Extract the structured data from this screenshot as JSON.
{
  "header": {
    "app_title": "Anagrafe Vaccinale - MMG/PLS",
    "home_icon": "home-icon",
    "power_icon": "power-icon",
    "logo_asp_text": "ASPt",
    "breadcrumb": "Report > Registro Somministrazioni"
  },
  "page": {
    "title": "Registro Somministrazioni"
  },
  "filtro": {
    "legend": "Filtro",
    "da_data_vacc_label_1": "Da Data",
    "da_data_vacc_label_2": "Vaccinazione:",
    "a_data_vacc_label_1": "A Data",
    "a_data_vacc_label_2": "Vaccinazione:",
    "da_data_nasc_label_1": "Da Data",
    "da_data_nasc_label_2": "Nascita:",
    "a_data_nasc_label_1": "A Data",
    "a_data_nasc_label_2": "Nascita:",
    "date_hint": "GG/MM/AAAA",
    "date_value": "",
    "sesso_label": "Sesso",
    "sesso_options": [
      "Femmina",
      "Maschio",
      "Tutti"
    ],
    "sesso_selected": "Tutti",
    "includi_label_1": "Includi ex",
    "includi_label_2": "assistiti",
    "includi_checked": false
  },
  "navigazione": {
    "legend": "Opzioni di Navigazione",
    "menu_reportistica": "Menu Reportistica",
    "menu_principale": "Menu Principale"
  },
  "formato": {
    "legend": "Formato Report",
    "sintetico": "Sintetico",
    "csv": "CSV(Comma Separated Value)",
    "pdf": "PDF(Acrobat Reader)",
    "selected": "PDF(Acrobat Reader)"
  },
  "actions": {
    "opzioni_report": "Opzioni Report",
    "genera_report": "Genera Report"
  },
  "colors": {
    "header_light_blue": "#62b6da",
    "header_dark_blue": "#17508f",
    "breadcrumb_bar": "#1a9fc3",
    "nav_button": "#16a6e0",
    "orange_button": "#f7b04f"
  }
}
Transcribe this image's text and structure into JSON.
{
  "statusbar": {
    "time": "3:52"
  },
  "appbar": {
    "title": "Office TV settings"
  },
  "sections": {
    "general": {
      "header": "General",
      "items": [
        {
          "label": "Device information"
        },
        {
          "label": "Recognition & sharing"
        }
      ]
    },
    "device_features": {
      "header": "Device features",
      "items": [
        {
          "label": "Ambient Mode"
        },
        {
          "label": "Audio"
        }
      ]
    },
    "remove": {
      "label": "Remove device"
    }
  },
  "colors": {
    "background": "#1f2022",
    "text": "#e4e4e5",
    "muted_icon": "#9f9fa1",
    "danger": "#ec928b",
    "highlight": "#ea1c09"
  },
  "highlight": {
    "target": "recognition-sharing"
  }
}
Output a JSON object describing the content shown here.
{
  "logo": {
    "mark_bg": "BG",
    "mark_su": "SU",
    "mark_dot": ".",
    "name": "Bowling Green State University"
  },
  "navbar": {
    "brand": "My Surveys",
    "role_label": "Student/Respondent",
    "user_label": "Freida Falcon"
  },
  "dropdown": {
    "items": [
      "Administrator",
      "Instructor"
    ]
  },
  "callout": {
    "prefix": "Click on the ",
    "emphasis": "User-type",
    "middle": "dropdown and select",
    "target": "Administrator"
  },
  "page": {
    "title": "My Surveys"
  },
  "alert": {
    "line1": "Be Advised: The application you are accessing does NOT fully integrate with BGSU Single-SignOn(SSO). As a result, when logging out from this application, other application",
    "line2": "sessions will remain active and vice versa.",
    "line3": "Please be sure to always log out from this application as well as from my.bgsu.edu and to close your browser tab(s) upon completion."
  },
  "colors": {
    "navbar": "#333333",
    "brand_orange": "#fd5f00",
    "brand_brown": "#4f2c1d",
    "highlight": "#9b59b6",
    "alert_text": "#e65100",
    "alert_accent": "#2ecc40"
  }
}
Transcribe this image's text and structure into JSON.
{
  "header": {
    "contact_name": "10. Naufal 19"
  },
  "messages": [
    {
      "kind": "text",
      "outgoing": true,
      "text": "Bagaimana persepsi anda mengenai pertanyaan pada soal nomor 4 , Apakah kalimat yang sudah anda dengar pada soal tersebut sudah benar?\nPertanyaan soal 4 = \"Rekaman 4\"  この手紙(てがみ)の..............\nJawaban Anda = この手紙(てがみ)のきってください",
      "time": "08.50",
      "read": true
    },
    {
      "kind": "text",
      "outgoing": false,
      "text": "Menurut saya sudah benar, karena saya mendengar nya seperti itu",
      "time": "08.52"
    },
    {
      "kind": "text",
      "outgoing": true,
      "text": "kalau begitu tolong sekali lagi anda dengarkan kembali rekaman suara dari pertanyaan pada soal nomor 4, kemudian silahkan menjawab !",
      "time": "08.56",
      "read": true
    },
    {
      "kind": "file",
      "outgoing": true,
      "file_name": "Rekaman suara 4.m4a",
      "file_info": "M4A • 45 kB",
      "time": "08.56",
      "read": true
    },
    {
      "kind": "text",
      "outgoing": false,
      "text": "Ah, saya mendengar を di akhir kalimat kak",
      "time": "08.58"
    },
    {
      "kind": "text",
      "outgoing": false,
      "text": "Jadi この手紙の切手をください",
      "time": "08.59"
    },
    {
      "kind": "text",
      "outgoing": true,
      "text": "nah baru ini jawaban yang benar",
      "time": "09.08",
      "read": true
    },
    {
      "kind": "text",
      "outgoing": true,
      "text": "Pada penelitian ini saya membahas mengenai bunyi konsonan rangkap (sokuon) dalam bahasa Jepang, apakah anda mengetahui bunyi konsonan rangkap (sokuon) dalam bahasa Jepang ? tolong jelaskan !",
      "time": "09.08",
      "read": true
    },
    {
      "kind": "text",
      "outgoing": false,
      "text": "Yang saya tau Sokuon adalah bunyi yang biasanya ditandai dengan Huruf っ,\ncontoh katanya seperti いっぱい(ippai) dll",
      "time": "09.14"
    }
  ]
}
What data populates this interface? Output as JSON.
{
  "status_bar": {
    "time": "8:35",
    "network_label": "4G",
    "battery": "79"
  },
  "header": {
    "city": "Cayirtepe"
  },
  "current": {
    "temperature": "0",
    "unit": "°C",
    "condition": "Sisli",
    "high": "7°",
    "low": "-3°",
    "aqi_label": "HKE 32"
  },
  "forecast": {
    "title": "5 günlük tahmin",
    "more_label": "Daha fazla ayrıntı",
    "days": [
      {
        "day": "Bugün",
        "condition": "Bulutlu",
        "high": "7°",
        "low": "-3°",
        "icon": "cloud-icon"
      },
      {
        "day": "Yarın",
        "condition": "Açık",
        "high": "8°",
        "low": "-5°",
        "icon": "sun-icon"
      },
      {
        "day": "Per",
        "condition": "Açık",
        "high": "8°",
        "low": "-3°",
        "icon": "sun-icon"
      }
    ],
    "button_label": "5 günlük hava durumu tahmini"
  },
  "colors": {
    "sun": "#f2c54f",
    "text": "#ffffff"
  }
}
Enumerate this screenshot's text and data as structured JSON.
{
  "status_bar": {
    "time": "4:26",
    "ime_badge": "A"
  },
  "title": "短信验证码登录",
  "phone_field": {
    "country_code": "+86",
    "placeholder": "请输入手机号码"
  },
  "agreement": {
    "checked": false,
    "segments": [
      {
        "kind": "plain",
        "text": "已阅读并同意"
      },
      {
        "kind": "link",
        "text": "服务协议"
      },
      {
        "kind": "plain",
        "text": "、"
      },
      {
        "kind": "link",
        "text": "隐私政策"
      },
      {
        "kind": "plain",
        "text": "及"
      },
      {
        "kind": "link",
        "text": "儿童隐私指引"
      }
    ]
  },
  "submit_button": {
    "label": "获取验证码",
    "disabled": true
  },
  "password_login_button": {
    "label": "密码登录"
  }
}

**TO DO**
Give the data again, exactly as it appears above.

**THE ANSWER**
Extract the structured data from this screenshot as JSON.
{
  "header": {
    "app_title": "Anagrafe Vaccinale - MMG/PLS",
    "home_icon": "home-icon",
    "power_icon": "power-icon",
    "logo_asp_text": "ASPt",
    "breadcrumb": "Report > Registro Somministrazioni"
  },
  "page": {
    "title": "Registro Somministrazioni"
  },
  "filtro": {
    "legend": "Filtro",
    "da_data_vacc_label_1": "Da Data",
    "da_data_vacc_label_2": "Vaccinazione:",
    "a_data_vacc_label_1": "A Data",
    "a_data_vacc_label_2": "Vaccinazione:",
    "da_data_nasc_label_1": "Da Data",
    "da_data_nasc_label_2": "Nascita:",
    "a_data_nasc_label_1": "A Data",
    "a_data_nasc_label_2": "Nascita:",
    "date_hint": "GG/MM/AAAA",
    "date_value": "",
    "sesso_label": "Sesso",
    "sesso_options": [
      "Femmina",
      "Maschio",
      "Tutti"
    ],
    "sesso_selected": "Tutti",
    "includi_label_1": "Includi ex",
    "includi_label_2": "assistiti",
    "includi_checked": false
  },
  "navigazione": {
    "legend": "Opzioni di Navigazione",
    "menu_reportistica": "Menu Reportistica",
    "menu_principale": "Menu Principale"
  },
  "formato": {
    "legend": "Formato Report",
    "sintetico": "Sintetico",
    "csv": "CSV(Comma Separated Value)",
    "pdf": "PDF(Acrobat Reader)",
    "selected": "PDF(Acrobat Reader)"
  },
  "actions": {
    "opzioni_report": "Opzioni Report",
    "genera_report": "Genera Report"
  },
  "colors": {
    "header_light_blue": "#62b6da",
    "header_dark_blue": "#17508f",
    "breadcrumb_bar": "#1a9fc3",
    "nav_button": "#16a6e0",
    "orange_button": "#f7b04f"
  }
}
Transcribe this image's text and structure into JSON.
{
  "statusbar": {
    "time": "3:52"
  },
  "appbar": {
    "title": "Office TV settings"
  },
  "sections": {
    "general": {
      "header": "General",
      "items": [
        {
          "label": "Device information"
        },
        {
          "label": "Recognition & sharing"
        }
      ]
    },
    "device_features": {
      "header": "Device features",
      "items": [
        {
          "label": "Ambient Mode"
        },
        {
          "label": "Audio"
        }
      ]
    },
    "remove": {
      "label": "Remove device"
    }
  },
  "colors": {
    "background": "#1f2022",
    "text": "#e4e4e5",
    "muted_icon": "#9f9fa1",
    "danger": "#ec928b",
    "highlight": "#ea1c09"
  },
  "highlight": {
    "target": "recognition-sharing"
  }
}
Output a JSON object describing the content shown here.
{
  "logo": {
    "mark_bg": "BG",
    "mark_su": "SU",
    "mark_dot": ".",
    "name": "Bowling Green State University"
  },
  "navbar": {
    "brand": "My Surveys",
    "role_label": "Student/Respondent",
    "user_label": "Freida Falcon"
  },
  "dropdown": {
    "items": [
      "Administrator",
      "Instructor"
    ]
  },
  "callout": {
    "prefix": "Click on the ",
    "emphasis": "User-type",
    "middle": "dropdown and select",
    "target": "Administrator"
  },
  "page": {
    "title": "My Surveys"
  },
  "alert": {
    "line1": "Be Advised: The application you are accessing does NOT fully integrate with BGSU Single-SignOn(SSO). As a result, when logging out from this application, other application",
    "line2": "sessions will remain active and vice versa.",
    "line3": "Please be sure to always log out from this application as well as from my.bgsu.edu and to close your browser tab(s) upon completion."
  },
  "colors": {
    "navbar": "#333333",
    "brand_orange": "#fd5f00",
    "brand_brown": "#4f2c1d",
    "highlight": "#9b59b6",
    "alert_text": "#e65100",
    "alert_accent": "#2ecc40"
  }
}
Transcribe this image's text and structure into JSON.
{
  "header": {
    "contact_name": "10. Naufal 19"
  },
  "messages": [
    {
      "kind": "text",
      "outgoing": true,
      "text": "Bagaimana persepsi anda mengenai pertanyaan pada soal nomor 4 , Apakah kalimat yang sudah anda dengar pada soal tersebut sudah benar?\nPertanyaan soal 4 = \"Rekaman 4\"  この手紙(てがみ)の..............\nJawaban Anda = この手紙(てがみ)のきってください",
      "time": "08.50",
      "read": true
    },
    {
      "kind": "text",
      "outgoing": false,
      "text": "Menurut saya sudah benar, karena saya mendengar nya seperti itu",
      "time": "08.52"
    },
    {
      "kind": "text",
      "outgoing": true,
      "text": "kalau begitu tolong sekali lagi anda dengarkan kembali rekaman suara dari pertanyaan pada soal nomor 4, kemudian silahkan menjawab !",
      "time": "08.56",
      "read": true
    },
    {
      "kind": "file",
      "outgoing": true,
      "file_name": "Rekaman suara 4.m4a",
      "file_info": "M4A • 45 kB",
      "time": "08.56",
      "read": true
    },
    {
      "kind": "text",
      "outgoing": false,
      "text": "Ah, saya mendengar を di akhir kalimat kak",
      "time": "08.58"
    },
    {
      "kind": "text",
      "outgoing": false,
      "text": "Jadi この手紙の切手をください",
      "time": "08.59"
    },
    {
      "kind": "text",
      "outgoing": true,
      "text": "nah baru ini jawaban yang benar",
      "time": "09.08",
      "read": true
    },
    {
      "kind": "text",
      "outgoing": true,
      "text": "Pada penelitian ini saya membahas mengenai bunyi konsonan rangkap (sokuon) dalam bahasa Jepang, apakah anda mengetahui bunyi konsonan rangkap (sokuon) dalam bahasa Jepang ? tolong jelaskan !",
      "time": "09.08",
      "read": true
    },
    {
      "kind": "text",
      "outgoing": false,
      "text": "Yang saya tau Sokuon adalah bunyi yang biasanya ditandai dengan Huruf っ,\ncontoh katanya seperti いっぱい(ippai) dll",
      "time": "09.14"
    }
  ]
}
What data populates this interface? Output as JSON.
{
  "status_bar": {
    "time": "8:35",
    "network_label": "4G",
    "battery": "79"
  },
  "header": {
    "city": "Cayirtepe"
  },
  "current": {
    "temperature": "0",
    "unit": "°C",
    "condition": "Sisli",
    "high": "7°",
    "low": "-3°",
    "aqi_label": "HKE 32"
  },
  "forecast": {
    "title": "5 günlük tahmin",
    "more_label": "Daha fazla ayrıntı",
    "days": [
      {
        "day": "Bugün",
        "condition": "Bulutlu",
        "high": "7°",
        "low": "-3°",
        "icon": "cloud-icon"
      },
      {
        "day": "Yarın",
        "condition": "Açık",
        "high": "8°",
        "low": "-5°",
        "icon": "sun-icon"
      },
      {
        "day": "Per",
        "condition": "Açık",
        "high": "8°",
        "low": "-3°",
        "icon": "sun-icon"
      }
    ],
    "button_label": "5 günlük hava durumu tahmini"
  },
  "colors": {
    "sun": "#f2c54f",
    "text": "#ffffff"
  }
}
Enumerate this screenshot's text and data as structured JSON.
{
  "status_bar": {
    "time": "4:26",
    "ime_badge": "A"
  },
  "title": "短信验证码登录",
  "phone_field": {
    "country_code": "+86",
    "placeholder": "请输入手机号码"
  },
  "agreement": {
    "checked": false,
    "segments": [
      {
        "kind": "plain",
        "text": "已阅读并同意"
      },
      {
        "kind": "link",
        "text": "服务协议"
      },
      {
        "kind": "plain",
        "text": "、"
      },
      {
        "kind": "link",
        "text": "隐私政策"
      },
      {
        "kind": "plain",
        "text": "及"
      },
      {
        "kind": "link",
        "text": "儿童隐私指引"
      }
    ]
  },
  "submit_button": {
    "label": "获取验证码",
    "disabled": true
  },
  "password_login_button": {
    "label": "密码登录"
  }
}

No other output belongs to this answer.